** PROVIDED INFORMATION follows **

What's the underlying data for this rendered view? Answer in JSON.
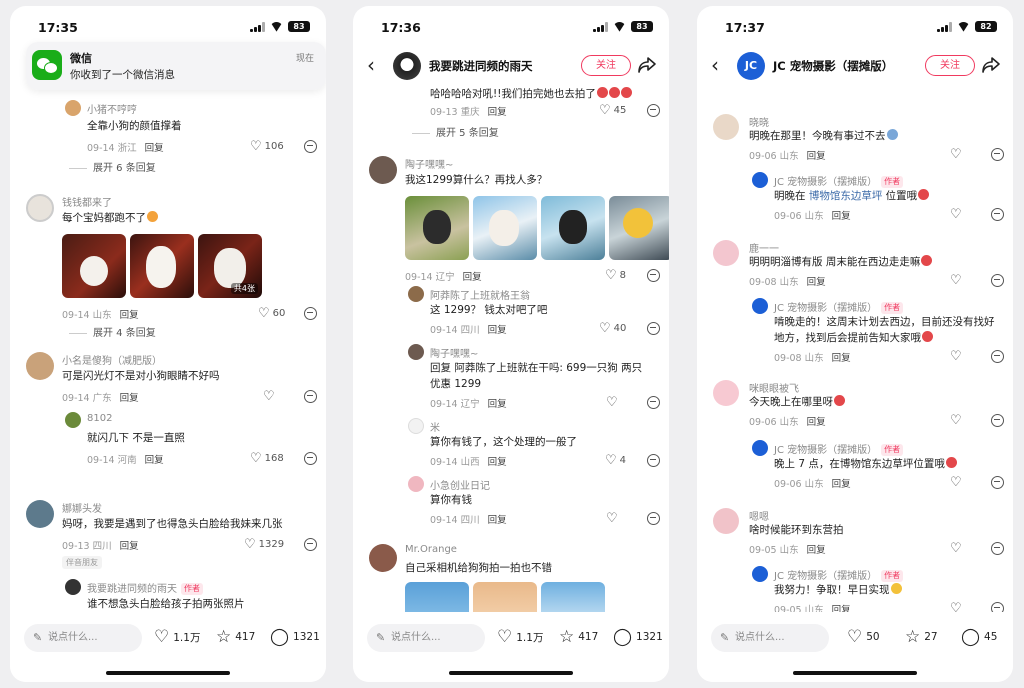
{
  "phones": [
    {
      "time": "17:35",
      "battery": "83",
      "notification": {
        "title": "微信",
        "body": "你收到了一个微信消息",
        "time": "现在"
      },
      "comments": [
        {
          "name": "小猪不哼哼",
          "text": "全靠小狗的颜值撑着",
          "date": "09-14 浙江",
          "reply": "回复",
          "likes": "106"
        },
        {
          "expand": "展开 6 条回复"
        },
        {
          "name": "钱钱都来了",
          "text": "每个宝妈都跑不了",
          "date": "09-14 山东",
          "reply": "回复",
          "likes": "60",
          "image_badge": "共4张"
        },
        {
          "expand": "展开 4 条回复"
        },
        {
          "name": "小名是傻狗（减肥版）",
          "text": "可是闪光灯不是对小狗眼睛不好吗",
          "date": "09-14 广东",
          "reply": "回复",
          "likes": ""
        },
        {
          "name": "8102",
          "text": "就闪几下 不是一直照",
          "date": "09-14 河南",
          "reply": "回复",
          "likes": "168"
        },
        {
          "name": "娜娜头发",
          "text": "妈呀，我要是遇到了也得急头白脸给我妹来几张",
          "date": "09-13 四川",
          "reply": "回复",
          "likes": "1329",
          "badge": "伴音朋友"
        },
        {
          "name": "我要跳进同频的雨天",
          "author_tag": "作者",
          "text": "谁不想急头白脸给孩子拍两张照片"
        }
      ],
      "bottom": {
        "placeholder": "说点什么...",
        "likes": "1.1万",
        "stars": "417",
        "comments": "1321"
      }
    },
    {
      "time": "17:36",
      "battery": "83",
      "title": "我要跳进同频的雨天",
      "follow": "关注",
      "comments": [
        {
          "text": "哈哈哈哈对吼!!我们拍完她也去拍了",
          "date": "09-13 重庆",
          "reply": "回复",
          "likes": "45"
        },
        {
          "expand": "展开 5 条回复"
        },
        {
          "name": "陶子嘿嘿~",
          "text": "我这1299算什么？再找人多？",
          "date": "09-14 辽宁",
          "reply": "回复",
          "likes": "8"
        },
        {
          "name": "阿莽陈了上班就格王翁",
          "text": "这 1299？ 钱太对吧了吧",
          "date": "09-14 四川",
          "reply": "回复",
          "likes": "40"
        },
        {
          "name": "陶子嘿嘿~",
          "text": "回复 阿莽陈了上班就在干吗: 699一只狗 两只",
          "text2": "优惠 1299",
          "date": "09-14 辽宁",
          "reply": "回复",
          "likes": ""
        },
        {
          "name": "米",
          "text": "算你有钱了，这个处理的一般了",
          "date": "09-14 山西",
          "reply": "回复",
          "likes": "4"
        },
        {
          "name": "小急创业日记",
          "text": "算你有钱",
          "date": "09-14 四川",
          "reply": "回复",
          "likes": ""
        },
        {
          "name": "Mr.Orange",
          "text": "自己采相机给狗狗拍一拍也不错"
        }
      ],
      "bottom": {
        "placeholder": "说点什么...",
        "likes": "1.1万",
        "stars": "417",
        "comments": "1321"
      }
    },
    {
      "time": "17:37",
      "battery": "82",
      "title": "JC 宠物摄影（摆摊版）",
      "follow": "关注",
      "comments": [
        {
          "name": "晓晓",
          "text": "明晚在那里！今晚有事过不去",
          "date": "09-06 山东",
          "reply": "回复"
        },
        {
          "name": "JC 宠物摄影（摆摊版）",
          "author_tag": "作者",
          "text_pre": "明晚在 ",
          "text_link": "博物馆东边草坪",
          "text_post": " 位置哦",
          "date": "09-06 山东",
          "reply": "回复"
        },
        {
          "name": "鹿一一",
          "text": "明明明淄博有版 周末能在西边走走嘛",
          "date": "09-08 山东",
          "reply": "回复"
        },
        {
          "name": "JC 宠物摄影（摆摊版）",
          "author_tag": "作者",
          "text": "啃晚走的！这周末计划去西边，目前还没有找好",
          "text2": "地方，找到后会提前告知大家哦",
          "date": "09-08 山东",
          "reply": "回复"
        },
        {
          "name": "咪眼眼被飞",
          "text": "今天晚上在哪里呀",
          "date": "09-06 山东",
          "reply": "回复"
        },
        {
          "name": "JC 宠物摄影（摆摊版）",
          "author_tag": "作者",
          "text": "晚上 7 点，在博物馆东边草坪位置哦",
          "date": "09-06 山东",
          "reply": "回复"
        },
        {
          "name": "嗯嗯",
          "text": "啥时候能环到东营拍",
          "date": "09-05 山东",
          "reply": "回复"
        },
        {
          "name": "JC 宠物摄影（摆摊版）",
          "author_tag": "作者",
          "text": "我努力！争取！早日实现",
          "date": "09-05 山东",
          "reply": "回复"
        }
      ],
      "bottom": {
        "placeholder": "说点什么...",
        "likes": "50",
        "stars": "27",
        "comments": "45"
      }
    }
  ]
}
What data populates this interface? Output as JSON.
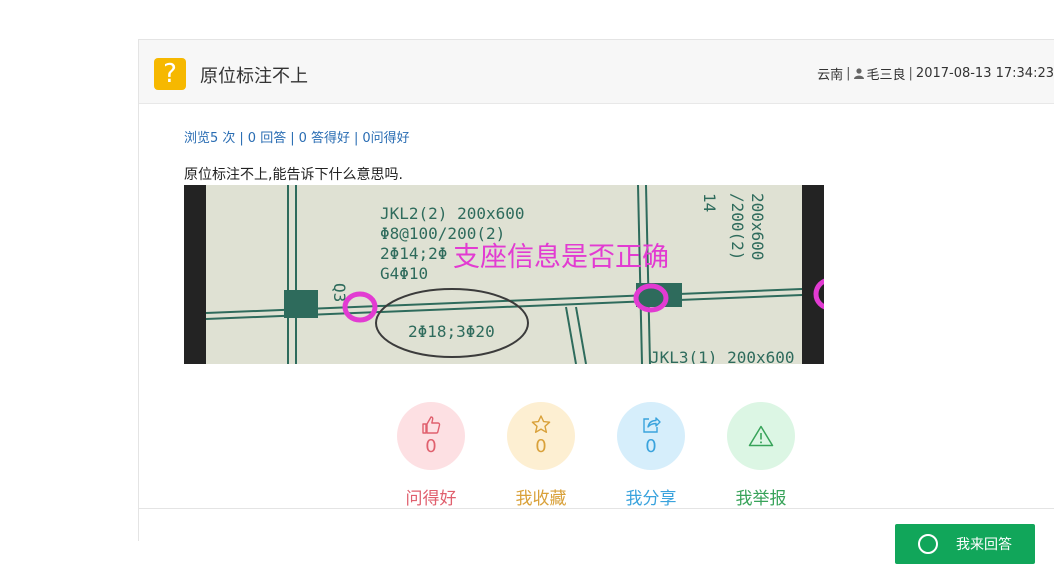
{
  "question": {
    "icon": "question-icon",
    "title": "原位标注不上",
    "meta": {
      "region": "云南",
      "user": "毛三良",
      "datetime": "2017-08-13 17:34:23"
    },
    "stats": {
      "views": "浏览5 次",
      "answers": "0 回答",
      "good_answers": "0 答得好",
      "good_questions": "0问得好"
    },
    "body_text": "原位标注不上,能告诉下什么意思吗.",
    "image": {
      "annotation_text": "支座信息是否正确",
      "drawing_labels": {
        "beam1": "JKL2(2) 200x600",
        "beam1_stirrup": "Φ8@100/200(2)",
        "beam1_top": "2Φ14;2Φ",
        "beam1_side": "G4Φ10",
        "col": "Q3",
        "circled_note": "2Φ18;3Φ20",
        "beam2": "JKL3(1) 200x600",
        "right_top": "200x600",
        "right_mid": "/200(2)",
        "right_small": "14"
      },
      "colors": {
        "annotation": "#e23bd2",
        "drawing": "#2e6b5c"
      }
    }
  },
  "actions": [
    {
      "icon": "thumbs-up-icon",
      "count": "0",
      "label": "问得好",
      "bg": "#fde0e3",
      "fg": "#e0606e"
    },
    {
      "icon": "star-icon",
      "count": "0",
      "label": "我收藏",
      "bg": "#fdefd2",
      "fg": "#d9a13a"
    },
    {
      "icon": "share-icon",
      "count": "0",
      "label": "我分享",
      "bg": "#d6eefb",
      "fg": "#3aa3dd"
    },
    {
      "icon": "warning-icon",
      "count": "",
      "label": "我举报",
      "bg": "#dcf6e4",
      "fg": "#38a35a"
    }
  ],
  "footer": {
    "answer_button": "我来回答"
  }
}
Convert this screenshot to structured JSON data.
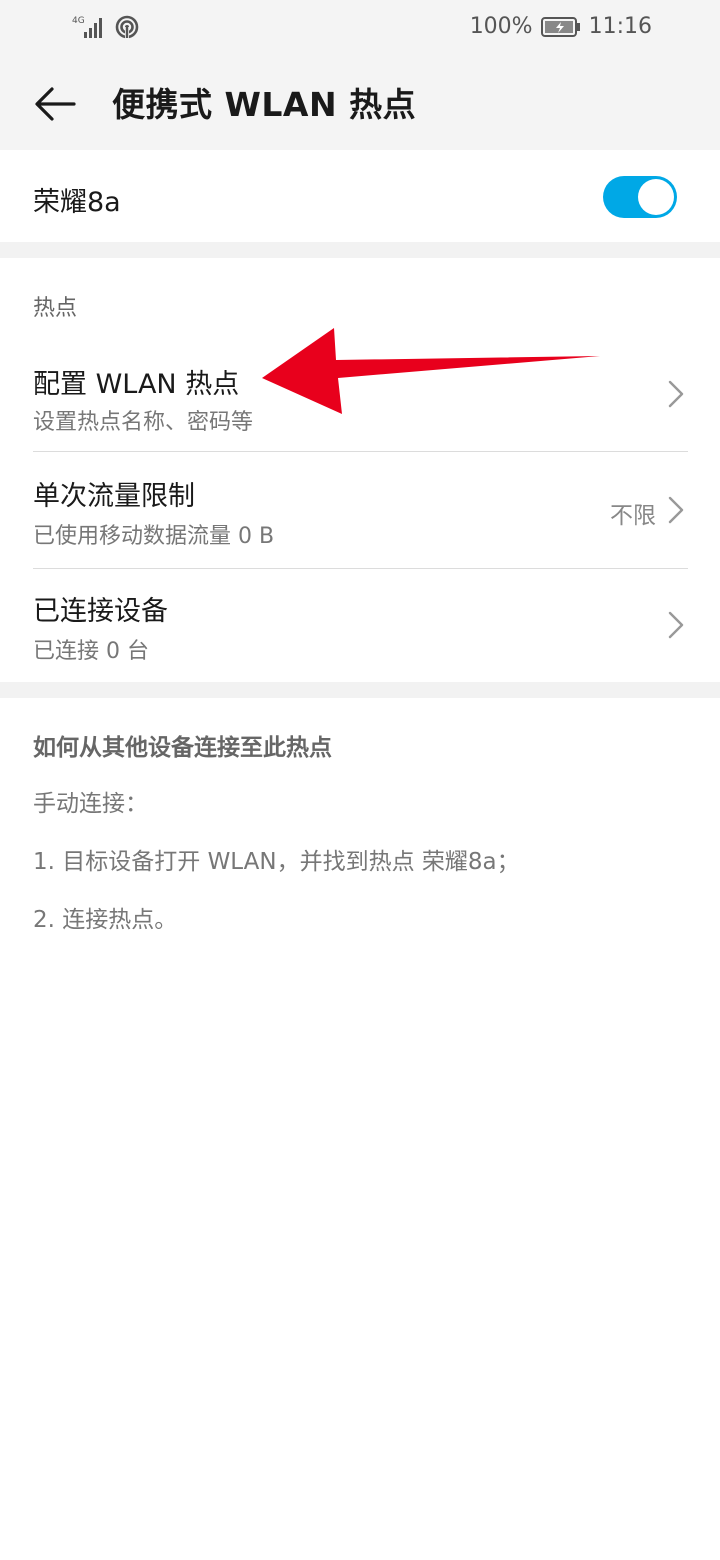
{
  "status_bar": {
    "network_label": "4G",
    "battery_percent": "100%",
    "time": "11:16",
    "icons": [
      "signal-icon",
      "hotspot-icon",
      "battery-charging-icon"
    ]
  },
  "app_bar": {
    "title": "便携式 WLAN 热点",
    "back_icon": "back-arrow-icon"
  },
  "hotspot": {
    "name": "荣耀8a",
    "enabled": true
  },
  "section": {
    "label": "热点",
    "items": [
      {
        "title": "配置 WLAN 热点",
        "subtitle": "设置热点名称、密码等",
        "value": ""
      },
      {
        "title": "单次流量限制",
        "subtitle": "已使用移动数据流量 0 B",
        "value": "不限"
      },
      {
        "title": "已连接设备",
        "subtitle": "已连接 0 台",
        "value": ""
      }
    ]
  },
  "help": {
    "title": "如何从其他设备连接至此热点",
    "lines": [
      "手动连接：",
      "1. 目标设备打开 WLAN，并找到热点 荣耀8a；",
      "2. 连接热点。"
    ]
  },
  "colors": {
    "accent": "#00a8e6",
    "annotation_arrow": "#e8001c"
  }
}
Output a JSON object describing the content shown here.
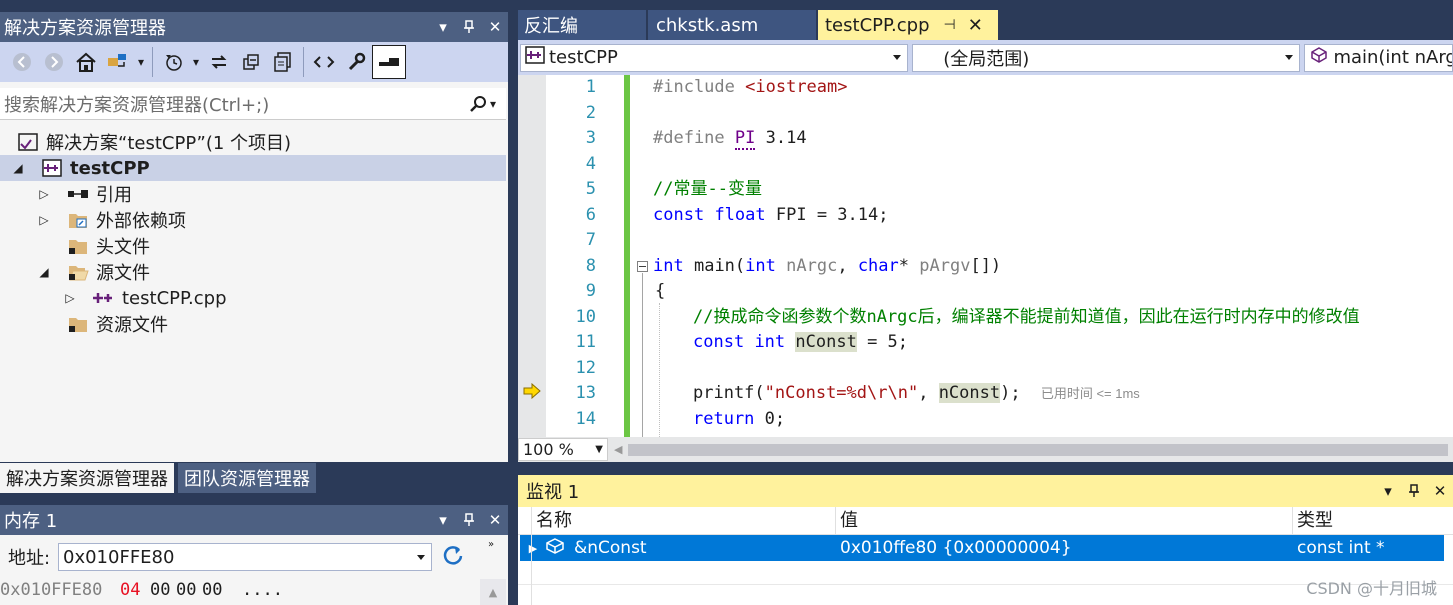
{
  "solution_explorer": {
    "title": "解决方案资源管理器",
    "search_placeholder": "搜索解决方案资源管理器(Ctrl+;)",
    "solution_label": "解决方案“testCPP”(1 个项目)",
    "project_label": "testCPP",
    "items": [
      {
        "label": "引用"
      },
      {
        "label": "外部依赖项"
      },
      {
        "label": "头文件"
      },
      {
        "label": "源文件"
      },
      {
        "label": "testCPP.cpp"
      },
      {
        "label": "资源文件"
      }
    ]
  },
  "bottom_tabs": {
    "solution_tab": "解决方案资源管理器",
    "team_tab": "团队资源管理器"
  },
  "memory": {
    "title": "内存 1",
    "address_label": "地址:",
    "address_value": "0x010FFE80",
    "row_addr": "0x010FFE80",
    "row_bytes": [
      "04",
      "00",
      "00",
      "00"
    ],
    "row_ascii": "...."
  },
  "editor": {
    "tabs": [
      "反汇编",
      "chkstk.asm",
      "testCPP.cpp"
    ],
    "active_tab": "testCPP.cpp",
    "project_dropdown": "testCPP",
    "scope_dropdown": "(全局范围)",
    "member_dropdown": "main(int nArg",
    "zoom": "100 %",
    "elapsed_hint": "已用时间 <= 1ms",
    "line_numbers": [
      "1",
      "2",
      "3",
      "4",
      "5",
      "6",
      "7",
      "8",
      "9",
      "10",
      "11",
      "12",
      "13",
      "14"
    ],
    "code": {
      "l1_pp": "#include",
      "l1_inc": "<iostream>",
      "l3_pp": "#define",
      "l3_macro": "PI",
      "l3_val": "3.14",
      "l5_cm": "//常量--变量",
      "l6_kw1": "const",
      "l6_kw2": "float",
      "l6_rest": "FPI = 3.14;",
      "l8_kw1": "int",
      "l8_name": "main(",
      "l8_kw2": "int",
      "l8_p1": "nArgc",
      "l8_comma": ",",
      "l8_kw3": "char",
      "l8_star": "*",
      "l8_p2": "pArgv",
      "l8_end": "[])",
      "l9": "{",
      "l10_cm": "//换成命令函参数个数nArgc后，编译器不能提前知道值，因此在运行时内存中的修改值",
      "l11_kw1": "const",
      "l11_kw2": "int",
      "l11_var": "nConst",
      "l11_rest": "= 5;",
      "l13_fn": "printf(",
      "l13_str": "\"nConst=%d\\r\\n\"",
      "l13_comma": ",",
      "l13_var": "nConst",
      "l13_end": ");",
      "l14_kw": "return",
      "l14_rest": "0;"
    }
  },
  "watch": {
    "title": "监视 1",
    "col_name": "名称",
    "col_value": "值",
    "col_type": "类型",
    "row_name": "&nConst",
    "row_value": "0x010ffe80 {0x00000004}",
    "row_type": "const int *"
  },
  "watermark": "CSDN @十月旧城",
  "colors": {
    "accent": "#0078d7",
    "title_bar": "#4d6082",
    "watch_title": "#fff29d",
    "active_tab": "#fff29d"
  }
}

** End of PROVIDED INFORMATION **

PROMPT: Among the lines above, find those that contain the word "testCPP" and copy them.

WRITTEN SOLUTION:
    "solution_label": "解决方案“testCPP”(1 个项目)",
    "project_label": "testCPP",
        "label": "testCPP.cpp"
      "testCPP.cpp"
    "active_tab": "testCPP.cpp",
    "project_dropdown": "testCPP",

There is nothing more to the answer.